<<<<

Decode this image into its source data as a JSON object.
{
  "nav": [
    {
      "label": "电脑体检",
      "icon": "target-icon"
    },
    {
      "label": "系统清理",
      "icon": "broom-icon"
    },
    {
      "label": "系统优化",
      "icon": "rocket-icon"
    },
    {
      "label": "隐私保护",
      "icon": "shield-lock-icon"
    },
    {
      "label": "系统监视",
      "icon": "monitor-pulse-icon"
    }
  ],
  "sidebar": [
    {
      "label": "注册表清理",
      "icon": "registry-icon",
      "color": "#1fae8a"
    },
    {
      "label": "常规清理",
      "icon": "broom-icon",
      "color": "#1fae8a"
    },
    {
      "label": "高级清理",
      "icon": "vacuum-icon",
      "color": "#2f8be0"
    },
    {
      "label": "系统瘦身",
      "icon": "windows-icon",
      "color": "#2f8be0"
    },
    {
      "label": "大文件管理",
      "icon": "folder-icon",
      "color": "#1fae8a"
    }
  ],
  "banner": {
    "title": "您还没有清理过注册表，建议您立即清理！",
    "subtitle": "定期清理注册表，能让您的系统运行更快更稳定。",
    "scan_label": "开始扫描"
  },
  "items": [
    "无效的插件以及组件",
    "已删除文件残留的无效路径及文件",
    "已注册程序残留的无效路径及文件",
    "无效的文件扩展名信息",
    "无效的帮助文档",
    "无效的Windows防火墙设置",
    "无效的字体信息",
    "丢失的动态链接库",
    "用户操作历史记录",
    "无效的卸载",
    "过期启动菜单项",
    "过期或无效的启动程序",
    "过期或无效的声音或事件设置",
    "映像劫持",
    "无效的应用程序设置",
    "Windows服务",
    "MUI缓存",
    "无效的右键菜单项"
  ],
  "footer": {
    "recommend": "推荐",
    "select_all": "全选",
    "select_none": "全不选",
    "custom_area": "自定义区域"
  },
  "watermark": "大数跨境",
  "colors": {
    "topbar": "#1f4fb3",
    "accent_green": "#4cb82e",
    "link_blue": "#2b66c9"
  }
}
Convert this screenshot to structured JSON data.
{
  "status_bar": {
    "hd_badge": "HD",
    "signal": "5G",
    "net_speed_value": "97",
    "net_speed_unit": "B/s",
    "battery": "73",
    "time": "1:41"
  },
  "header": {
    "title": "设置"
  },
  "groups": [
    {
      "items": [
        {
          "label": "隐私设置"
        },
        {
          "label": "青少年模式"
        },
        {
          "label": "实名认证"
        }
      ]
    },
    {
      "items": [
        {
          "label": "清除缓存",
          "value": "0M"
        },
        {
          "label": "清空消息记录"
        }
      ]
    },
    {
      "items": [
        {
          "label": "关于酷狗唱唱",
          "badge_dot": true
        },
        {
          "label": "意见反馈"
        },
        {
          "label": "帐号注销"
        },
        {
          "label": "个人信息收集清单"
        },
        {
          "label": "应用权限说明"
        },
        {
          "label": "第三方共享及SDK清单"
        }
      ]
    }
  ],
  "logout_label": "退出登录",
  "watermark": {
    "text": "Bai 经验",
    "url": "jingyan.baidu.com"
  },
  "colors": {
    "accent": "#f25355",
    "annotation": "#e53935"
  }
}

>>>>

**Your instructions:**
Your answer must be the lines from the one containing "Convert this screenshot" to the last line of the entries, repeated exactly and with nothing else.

**Output of the task:**
Convert this screenshot to structured JSON data.
{
  "status_bar": {
    "hd_badge": "HD",
    "signal": "5G",
    "net_speed_value": "97",
    "net_speed_unit": "B/s",
    "battery": "73",
    "time": "1:41"
  },
  "header": {
    "title": "设置"
  },
  "groups": [
    {
      "items": [
        {
          "label": "隐私设置"
        },
        {
          "label": "青少年模式"
        },
        {
          "label": "实名认证"
        }
      ]
    },
    {
      "items": [
        {
          "label": "清除缓存",
          "value": "0M"
        },
        {
          "label": "清空消息记录"
        }
      ]
    },
    {
      "items": [
        {
          "label": "关于酷狗唱唱",
          "badge_dot": true
        },
        {
          "label": "意见反馈"
        },
        {
          "label": "帐号注销"
        },
        {
          "label": "个人信息收集清单"
        },
        {
          "label": "应用权限说明"
        },
        {
          "label": "第三方共享及SDK清单"
        }
      ]
    }
  ],
  "logout_label": "退出登录",
  "watermark": {
    "text": "Bai 经验",
    "url": "jingyan.baidu.com"
  },
  "colors": {
    "accent": "#f25355",
    "annotation": "#e53935"
  }
}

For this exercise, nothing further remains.